St Petersburg Food History: Pineapples
Edwin Tomlinson, St Petersburg’s greatest benefactor likely was also an early investor in St Petersburg’s pineapple industry.  
“Everyone was confident that the growing of pineapples in Florida would rival the citrus industry in importance.  By 1900 a score of growers were engaged in the pineapple culture, including E. H. Tomlinson and St Petersburg’s first mayor David Moffett.  All specialized in the growing of “Porto Ricos,” weighing on the average of ten pounds each and many as much as twenty pounds and more.  For a time, the growers made big profits and by the summer of 1901, an average of 200 crates were being shipped daily, netting the growers from $2,000 to $5,000 an acre.  The industry died out almost as quickly as it had sprung up.  By 1905, little was heard of it.  The growers said they no longer could compete with Cuba and Puerto Rico, from which pineapples camE in in duty-free after the islands had been freed from Spain.  A crate of pineapples could be shipped by boat from Havana to New York for 75 cents, while it cost growers here $1.50 to ship a crate to the same destination.  Then the railroad increased the rate to $2 a crate and the industry died.”  (“A History of St. Petersburg” by Karl H. Grismer, 1924, Tourist News Publishing Company, St Petersburg,Florida) 

St Petersburg Food History: Pineapples

Edwin Tomlinson, St Petersburg’s greatest benefactor likely was also an early investor in St Petersburg’s pineapple industry.  

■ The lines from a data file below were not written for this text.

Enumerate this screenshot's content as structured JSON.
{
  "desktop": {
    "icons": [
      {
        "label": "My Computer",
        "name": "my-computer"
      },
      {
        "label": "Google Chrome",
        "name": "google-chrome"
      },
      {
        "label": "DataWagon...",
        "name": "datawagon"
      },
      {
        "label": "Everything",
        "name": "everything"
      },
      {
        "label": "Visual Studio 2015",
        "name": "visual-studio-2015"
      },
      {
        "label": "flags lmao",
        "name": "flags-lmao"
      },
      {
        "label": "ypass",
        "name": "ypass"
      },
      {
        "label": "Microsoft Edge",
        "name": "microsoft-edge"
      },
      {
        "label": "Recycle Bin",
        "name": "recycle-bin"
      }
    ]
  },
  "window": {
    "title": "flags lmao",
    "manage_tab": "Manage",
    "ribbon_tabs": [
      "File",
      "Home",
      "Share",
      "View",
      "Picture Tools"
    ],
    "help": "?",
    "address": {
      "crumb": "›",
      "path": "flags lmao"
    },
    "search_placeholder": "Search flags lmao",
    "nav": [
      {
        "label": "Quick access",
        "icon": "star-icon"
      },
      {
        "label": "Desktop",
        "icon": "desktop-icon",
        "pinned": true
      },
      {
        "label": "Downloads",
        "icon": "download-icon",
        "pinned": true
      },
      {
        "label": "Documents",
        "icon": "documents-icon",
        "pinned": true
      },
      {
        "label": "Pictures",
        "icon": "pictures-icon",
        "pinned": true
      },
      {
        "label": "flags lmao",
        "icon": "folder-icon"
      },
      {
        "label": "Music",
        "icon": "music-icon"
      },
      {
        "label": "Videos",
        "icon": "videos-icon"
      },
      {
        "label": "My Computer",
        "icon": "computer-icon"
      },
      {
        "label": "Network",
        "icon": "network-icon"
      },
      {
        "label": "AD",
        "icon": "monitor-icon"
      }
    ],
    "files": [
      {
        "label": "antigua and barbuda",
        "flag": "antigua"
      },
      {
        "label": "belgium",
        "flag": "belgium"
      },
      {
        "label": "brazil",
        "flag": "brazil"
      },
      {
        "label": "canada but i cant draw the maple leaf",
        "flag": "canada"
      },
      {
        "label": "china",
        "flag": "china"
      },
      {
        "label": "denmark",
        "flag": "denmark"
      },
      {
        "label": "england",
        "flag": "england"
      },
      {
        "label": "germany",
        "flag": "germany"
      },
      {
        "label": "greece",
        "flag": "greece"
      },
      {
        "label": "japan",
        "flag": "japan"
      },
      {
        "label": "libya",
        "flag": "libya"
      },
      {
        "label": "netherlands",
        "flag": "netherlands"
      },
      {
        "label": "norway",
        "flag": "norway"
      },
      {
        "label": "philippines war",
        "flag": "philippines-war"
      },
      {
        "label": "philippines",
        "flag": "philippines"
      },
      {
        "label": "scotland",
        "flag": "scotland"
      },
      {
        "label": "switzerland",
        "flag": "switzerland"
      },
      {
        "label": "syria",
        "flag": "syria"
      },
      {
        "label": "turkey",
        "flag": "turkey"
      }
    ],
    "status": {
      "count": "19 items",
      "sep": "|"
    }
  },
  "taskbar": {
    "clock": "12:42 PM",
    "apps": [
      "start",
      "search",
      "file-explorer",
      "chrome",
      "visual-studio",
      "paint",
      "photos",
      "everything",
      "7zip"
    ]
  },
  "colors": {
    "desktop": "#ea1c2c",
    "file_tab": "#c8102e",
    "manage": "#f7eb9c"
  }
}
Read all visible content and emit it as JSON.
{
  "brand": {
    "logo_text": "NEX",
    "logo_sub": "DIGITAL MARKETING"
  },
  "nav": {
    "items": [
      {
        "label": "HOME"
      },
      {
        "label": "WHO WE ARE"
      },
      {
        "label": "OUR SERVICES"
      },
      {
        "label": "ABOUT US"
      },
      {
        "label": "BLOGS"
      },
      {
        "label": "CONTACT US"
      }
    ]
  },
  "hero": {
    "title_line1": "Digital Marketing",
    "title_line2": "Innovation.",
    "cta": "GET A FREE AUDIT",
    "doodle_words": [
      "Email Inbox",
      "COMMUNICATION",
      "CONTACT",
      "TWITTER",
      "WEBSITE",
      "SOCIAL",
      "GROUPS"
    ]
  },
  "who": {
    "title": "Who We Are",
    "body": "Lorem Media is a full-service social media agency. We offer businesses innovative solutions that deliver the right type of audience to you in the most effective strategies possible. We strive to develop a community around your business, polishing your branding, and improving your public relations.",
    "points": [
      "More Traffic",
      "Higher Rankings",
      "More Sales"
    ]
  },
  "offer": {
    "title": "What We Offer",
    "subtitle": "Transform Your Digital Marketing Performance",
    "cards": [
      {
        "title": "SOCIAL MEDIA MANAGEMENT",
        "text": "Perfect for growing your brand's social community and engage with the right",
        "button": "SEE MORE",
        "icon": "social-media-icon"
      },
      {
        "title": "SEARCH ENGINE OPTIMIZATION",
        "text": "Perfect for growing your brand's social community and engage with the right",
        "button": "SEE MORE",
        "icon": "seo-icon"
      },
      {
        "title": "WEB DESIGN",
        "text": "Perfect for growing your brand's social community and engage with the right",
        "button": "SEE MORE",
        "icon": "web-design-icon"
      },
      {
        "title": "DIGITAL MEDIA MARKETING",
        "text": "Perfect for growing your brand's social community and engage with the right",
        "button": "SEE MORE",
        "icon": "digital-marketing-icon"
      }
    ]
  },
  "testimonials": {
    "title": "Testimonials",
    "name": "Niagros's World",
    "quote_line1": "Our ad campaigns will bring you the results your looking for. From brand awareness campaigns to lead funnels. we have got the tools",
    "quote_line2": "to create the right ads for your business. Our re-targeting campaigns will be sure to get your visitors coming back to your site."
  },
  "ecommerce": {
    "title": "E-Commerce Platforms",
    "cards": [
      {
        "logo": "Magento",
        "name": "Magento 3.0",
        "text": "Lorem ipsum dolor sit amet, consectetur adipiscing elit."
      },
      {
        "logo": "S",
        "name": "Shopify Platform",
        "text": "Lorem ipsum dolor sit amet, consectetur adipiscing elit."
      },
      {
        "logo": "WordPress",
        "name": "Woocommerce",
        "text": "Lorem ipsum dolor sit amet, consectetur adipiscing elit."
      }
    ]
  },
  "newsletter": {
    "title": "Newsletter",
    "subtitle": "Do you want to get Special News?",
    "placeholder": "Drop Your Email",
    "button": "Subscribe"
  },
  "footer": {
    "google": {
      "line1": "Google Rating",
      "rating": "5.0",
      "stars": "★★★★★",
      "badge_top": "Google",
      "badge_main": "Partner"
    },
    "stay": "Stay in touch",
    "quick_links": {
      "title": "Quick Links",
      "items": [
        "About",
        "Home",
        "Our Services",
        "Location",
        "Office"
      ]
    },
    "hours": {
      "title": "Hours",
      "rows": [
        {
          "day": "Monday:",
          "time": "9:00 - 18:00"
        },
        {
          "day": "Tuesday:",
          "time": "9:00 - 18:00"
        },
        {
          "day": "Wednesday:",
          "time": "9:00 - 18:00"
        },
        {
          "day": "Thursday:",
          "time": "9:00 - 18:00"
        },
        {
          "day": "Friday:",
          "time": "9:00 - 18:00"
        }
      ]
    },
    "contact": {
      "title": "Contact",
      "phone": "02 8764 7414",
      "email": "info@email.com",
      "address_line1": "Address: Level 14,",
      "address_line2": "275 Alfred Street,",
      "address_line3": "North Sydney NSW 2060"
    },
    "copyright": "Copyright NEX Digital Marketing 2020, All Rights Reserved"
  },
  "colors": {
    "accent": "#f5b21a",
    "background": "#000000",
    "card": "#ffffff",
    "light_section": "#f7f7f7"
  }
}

“Everyone was confident that the growing of pineapples in Florida would rival the citrus industry in importance.  By 1900 a score of growers were engaged in the pineapple culture, including E. H. Tomlinson and St Petersburg’s first mayor David Moffett.  All specialized in the growing of “Porto Ricos,” weighing on the average of ten pounds each and many as much as twenty pounds and more.  For a time, the growers made big profits and by the summer of 1901, an average of 200 crates were being shipped daily, netting the growers from $2,000 to $5,000 an acre.  The industry died out almost as quickly as it had sprung up.  By 1905, little was heard of it.  The growers said they no longer could compete with Cuba and Puerto Rico, from which pineapples camE in in duty-free after the islands had been freed from Spain.  A crate of pineapples could be shipped by boat from Havana to New York for 75 cents, while it cost growers here $1.50 to ship a crate to the same destination.  Then the railroad increased the rate to $2 a crate and the industry died.”  (“A History of St. Petersburg” by Karl H. Grismer, 1924, Tourist News Publishing Company, St Petersburg,Florida)